Saved data entries
--------------------------------

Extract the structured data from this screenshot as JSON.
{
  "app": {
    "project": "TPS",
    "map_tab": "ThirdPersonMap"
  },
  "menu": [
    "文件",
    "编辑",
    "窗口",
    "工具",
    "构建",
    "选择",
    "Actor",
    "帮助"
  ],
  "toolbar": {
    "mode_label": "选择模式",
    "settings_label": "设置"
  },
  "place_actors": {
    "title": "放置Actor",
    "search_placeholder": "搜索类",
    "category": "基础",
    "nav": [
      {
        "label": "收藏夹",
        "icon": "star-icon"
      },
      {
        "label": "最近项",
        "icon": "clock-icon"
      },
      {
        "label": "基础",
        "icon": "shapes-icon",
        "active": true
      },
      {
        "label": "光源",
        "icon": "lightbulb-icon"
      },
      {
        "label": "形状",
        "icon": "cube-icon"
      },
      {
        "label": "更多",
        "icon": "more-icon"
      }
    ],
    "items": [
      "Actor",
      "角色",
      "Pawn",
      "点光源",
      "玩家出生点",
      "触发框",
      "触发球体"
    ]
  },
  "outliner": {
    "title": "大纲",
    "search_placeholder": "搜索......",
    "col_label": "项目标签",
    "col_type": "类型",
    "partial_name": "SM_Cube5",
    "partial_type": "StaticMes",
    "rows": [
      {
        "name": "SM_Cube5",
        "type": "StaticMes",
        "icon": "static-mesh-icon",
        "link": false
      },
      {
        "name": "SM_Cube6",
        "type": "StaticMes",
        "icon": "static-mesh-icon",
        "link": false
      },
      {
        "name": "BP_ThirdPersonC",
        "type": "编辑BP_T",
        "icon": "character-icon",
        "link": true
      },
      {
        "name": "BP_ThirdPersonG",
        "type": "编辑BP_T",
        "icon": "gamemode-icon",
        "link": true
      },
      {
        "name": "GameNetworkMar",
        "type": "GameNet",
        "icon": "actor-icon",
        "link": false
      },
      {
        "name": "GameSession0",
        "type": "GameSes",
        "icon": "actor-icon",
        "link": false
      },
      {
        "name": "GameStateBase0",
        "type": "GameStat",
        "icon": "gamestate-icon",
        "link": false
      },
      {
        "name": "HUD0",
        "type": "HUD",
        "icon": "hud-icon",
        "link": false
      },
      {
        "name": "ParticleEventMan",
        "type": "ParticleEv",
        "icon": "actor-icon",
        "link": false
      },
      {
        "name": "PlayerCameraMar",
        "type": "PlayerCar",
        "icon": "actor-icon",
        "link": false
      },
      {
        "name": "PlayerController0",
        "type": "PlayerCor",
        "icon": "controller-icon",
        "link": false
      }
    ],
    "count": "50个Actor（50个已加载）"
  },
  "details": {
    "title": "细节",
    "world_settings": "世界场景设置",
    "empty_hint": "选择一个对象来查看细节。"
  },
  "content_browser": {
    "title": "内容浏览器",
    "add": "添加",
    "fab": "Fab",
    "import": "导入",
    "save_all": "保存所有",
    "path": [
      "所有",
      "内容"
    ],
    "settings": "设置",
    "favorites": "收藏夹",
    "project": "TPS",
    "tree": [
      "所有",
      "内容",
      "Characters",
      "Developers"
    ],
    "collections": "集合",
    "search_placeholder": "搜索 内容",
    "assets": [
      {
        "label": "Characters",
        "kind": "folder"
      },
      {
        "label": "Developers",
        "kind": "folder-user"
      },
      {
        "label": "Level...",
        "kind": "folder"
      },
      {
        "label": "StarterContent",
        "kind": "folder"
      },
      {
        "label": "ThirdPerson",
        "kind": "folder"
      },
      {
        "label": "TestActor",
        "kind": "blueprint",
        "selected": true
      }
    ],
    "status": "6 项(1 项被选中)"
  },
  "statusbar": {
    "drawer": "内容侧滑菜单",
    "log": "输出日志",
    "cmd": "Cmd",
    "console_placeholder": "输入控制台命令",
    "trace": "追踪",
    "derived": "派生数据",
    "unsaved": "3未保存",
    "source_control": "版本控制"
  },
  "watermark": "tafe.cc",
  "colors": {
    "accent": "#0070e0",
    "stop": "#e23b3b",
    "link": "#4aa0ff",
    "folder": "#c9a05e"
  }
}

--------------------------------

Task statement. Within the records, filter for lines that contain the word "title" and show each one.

The completed task.
    "title": "放置Actor",
    "title": "大纲",
    "title": "细节",
    "title": "内容浏览器",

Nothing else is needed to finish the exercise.